- Maine Department of Transportation: $9,000,000. Funding to build an intermodal welcome center at the Acadia Gateway Center in Trenton, Maine, near the entrance to Acadia National Park. The center will serve as the headquarters for Downeast Transportation, Inc.’s popular Island Explorer bus system, which serves the National Park and surrounding communities.
- City of Nashua: $821,500. Funding to renovate and upgrade the Nashua Transit System Transit Center to improve safety and add technology enhancements for riders. The upgrades include improving lighting and camera systems as well as incorporating on-time bus arrival and departure data, WiFi and automatic announcements and displays.
- New Jersey Transit Corporation: $14,672,995. Funding to rehabilitate its Wayne Bus Maintenance Facility in Passaic County. This project will improve safety and state of good repair for facilities that were originally built in the 1990s.
- County of Suffolk: $1,600,000. Funding to purchase new battery electric buses and support charging equipment. The new buses will improve safety, reliability, and state of good repair for the system.
- New York City Department of Transportation: $10,000,000. Funding to enhance service, reliability, and pedestrian safety along the South Bronx Bx6 Select Bus Service route. The Bx6 SBS carries passengers between Washington Heights in Manhattan to the South Bronx.
- City of Hazleton: $10,000,000. Funding to construct a new bus maintenance and storage facility. The new facility will allow Hazleton Public Transit to maintain its buses and improve service reliability more efficiently.
- Erie Metropolitan Transit Authority: $1,466,250. Funding to purchase new Compressed Natural Gas (CNG) buses to replace older diesel buses that have exceed their useful life. This project will improve safety, service reliability and maintain a state of good repair.

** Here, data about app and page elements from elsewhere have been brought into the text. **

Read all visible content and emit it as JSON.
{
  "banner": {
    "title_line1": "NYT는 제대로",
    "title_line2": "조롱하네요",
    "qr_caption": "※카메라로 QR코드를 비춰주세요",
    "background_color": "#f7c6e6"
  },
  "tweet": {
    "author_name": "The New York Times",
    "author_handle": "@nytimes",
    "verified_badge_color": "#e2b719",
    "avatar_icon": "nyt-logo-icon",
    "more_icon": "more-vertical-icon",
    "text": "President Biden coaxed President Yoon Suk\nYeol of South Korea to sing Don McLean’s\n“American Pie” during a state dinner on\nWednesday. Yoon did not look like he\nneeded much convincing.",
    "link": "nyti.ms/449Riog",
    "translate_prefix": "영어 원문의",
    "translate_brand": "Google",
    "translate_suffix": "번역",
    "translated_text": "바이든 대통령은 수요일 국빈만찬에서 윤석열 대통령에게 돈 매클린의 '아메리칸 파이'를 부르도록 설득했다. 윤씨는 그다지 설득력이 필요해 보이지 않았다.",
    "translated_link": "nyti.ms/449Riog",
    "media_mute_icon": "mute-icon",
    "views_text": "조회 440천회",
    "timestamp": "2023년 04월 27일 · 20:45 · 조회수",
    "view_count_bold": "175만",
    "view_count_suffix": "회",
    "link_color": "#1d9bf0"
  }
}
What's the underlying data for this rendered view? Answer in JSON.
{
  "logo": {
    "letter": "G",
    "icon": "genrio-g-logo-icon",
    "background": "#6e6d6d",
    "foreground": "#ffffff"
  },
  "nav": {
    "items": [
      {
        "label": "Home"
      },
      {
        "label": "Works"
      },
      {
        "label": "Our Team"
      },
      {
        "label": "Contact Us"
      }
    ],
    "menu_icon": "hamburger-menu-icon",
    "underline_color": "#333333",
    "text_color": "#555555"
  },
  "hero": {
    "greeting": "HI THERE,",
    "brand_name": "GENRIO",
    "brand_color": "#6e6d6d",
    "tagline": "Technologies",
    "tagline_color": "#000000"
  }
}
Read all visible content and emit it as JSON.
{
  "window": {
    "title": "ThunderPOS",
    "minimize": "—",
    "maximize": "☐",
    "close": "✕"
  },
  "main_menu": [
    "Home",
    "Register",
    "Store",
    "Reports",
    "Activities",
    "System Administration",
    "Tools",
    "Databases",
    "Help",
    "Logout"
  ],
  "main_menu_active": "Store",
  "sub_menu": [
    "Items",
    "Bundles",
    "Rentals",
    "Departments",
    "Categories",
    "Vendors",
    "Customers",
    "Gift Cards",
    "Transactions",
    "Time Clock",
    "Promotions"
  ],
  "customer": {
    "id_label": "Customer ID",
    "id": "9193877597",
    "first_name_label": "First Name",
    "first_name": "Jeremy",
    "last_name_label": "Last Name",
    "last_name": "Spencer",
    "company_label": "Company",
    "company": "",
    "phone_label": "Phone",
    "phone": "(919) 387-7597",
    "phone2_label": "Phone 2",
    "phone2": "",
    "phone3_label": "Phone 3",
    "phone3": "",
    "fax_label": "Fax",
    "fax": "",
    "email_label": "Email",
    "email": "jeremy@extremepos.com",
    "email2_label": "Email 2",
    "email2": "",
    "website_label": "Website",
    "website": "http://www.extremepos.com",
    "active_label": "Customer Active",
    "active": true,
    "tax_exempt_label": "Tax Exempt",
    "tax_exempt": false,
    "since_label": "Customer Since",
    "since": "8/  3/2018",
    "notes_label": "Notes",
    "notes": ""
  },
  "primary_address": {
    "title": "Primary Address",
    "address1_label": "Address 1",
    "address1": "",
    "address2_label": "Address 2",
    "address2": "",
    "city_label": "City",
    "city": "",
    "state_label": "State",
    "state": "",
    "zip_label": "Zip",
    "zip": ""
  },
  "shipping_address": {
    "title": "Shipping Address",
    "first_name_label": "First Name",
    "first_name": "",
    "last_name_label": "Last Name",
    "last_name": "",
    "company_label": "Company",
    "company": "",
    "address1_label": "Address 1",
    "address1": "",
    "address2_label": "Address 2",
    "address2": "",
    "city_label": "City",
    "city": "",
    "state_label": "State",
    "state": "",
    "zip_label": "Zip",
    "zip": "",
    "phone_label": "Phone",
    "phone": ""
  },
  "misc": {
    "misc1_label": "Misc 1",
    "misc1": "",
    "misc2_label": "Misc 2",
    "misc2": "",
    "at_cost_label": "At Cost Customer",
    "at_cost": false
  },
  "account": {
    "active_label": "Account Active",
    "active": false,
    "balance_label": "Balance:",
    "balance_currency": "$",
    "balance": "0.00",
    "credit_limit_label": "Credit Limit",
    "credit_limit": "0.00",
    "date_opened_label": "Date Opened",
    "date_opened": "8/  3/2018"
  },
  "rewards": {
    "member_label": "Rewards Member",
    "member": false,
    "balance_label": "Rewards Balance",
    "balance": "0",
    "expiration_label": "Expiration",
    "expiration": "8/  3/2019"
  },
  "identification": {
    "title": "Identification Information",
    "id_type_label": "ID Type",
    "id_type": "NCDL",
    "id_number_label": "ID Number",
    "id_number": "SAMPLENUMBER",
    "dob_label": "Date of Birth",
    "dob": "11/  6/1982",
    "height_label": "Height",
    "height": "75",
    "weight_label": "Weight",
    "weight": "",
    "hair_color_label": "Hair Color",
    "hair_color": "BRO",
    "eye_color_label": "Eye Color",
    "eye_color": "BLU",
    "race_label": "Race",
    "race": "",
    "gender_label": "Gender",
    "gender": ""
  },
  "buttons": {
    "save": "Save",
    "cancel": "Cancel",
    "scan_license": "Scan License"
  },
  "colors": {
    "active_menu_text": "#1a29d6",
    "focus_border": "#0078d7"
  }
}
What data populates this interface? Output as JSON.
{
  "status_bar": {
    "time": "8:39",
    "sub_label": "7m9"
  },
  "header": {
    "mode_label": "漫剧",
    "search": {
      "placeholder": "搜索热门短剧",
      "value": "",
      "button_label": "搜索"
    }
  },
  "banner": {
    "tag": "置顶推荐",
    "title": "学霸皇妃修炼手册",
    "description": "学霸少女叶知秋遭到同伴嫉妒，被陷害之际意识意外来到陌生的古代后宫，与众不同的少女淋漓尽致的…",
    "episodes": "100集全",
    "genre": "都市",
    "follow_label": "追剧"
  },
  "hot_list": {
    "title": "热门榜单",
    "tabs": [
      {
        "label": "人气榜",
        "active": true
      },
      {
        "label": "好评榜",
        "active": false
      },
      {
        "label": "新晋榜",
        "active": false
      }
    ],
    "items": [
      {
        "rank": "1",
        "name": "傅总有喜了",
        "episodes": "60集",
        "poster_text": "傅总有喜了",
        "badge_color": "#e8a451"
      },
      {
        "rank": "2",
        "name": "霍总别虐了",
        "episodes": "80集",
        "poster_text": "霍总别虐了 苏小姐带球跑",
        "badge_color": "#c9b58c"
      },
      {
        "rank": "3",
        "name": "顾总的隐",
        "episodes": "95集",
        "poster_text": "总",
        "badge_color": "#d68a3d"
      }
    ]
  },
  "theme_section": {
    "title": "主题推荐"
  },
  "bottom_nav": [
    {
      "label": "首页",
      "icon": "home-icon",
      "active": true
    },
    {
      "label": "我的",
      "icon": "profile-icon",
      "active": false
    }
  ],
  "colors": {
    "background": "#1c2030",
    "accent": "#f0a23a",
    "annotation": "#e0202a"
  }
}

- Municipio de Carolina: $2,482,880. Funding to purchase new buses to replace old buses that have exceeded their useful life. The upgrades will improve the quality of transit service, enhance mobility for riders and reduce maintenance costs while increasing safety for passengers throughout Carolina, Puerto Rico.
- Rhode Island Public Transit Authority: $8,913,508. Funding to purchase new buses that will replace aging buses that have exceeded their useful life. The new buses will improve safety and reliability for RIPTA riders, who access the statewide service through hubs in Providence, Pawtucket, and Newport.
- Vermont Agency of Transportation: $836,355. Funding to replace aging transit vehicles throughout the state that have exceeded their useful life. The new transit vehicles will improve safety and reliability of transit service statewide, and help rural residents access jobs, medical care, and other critical services.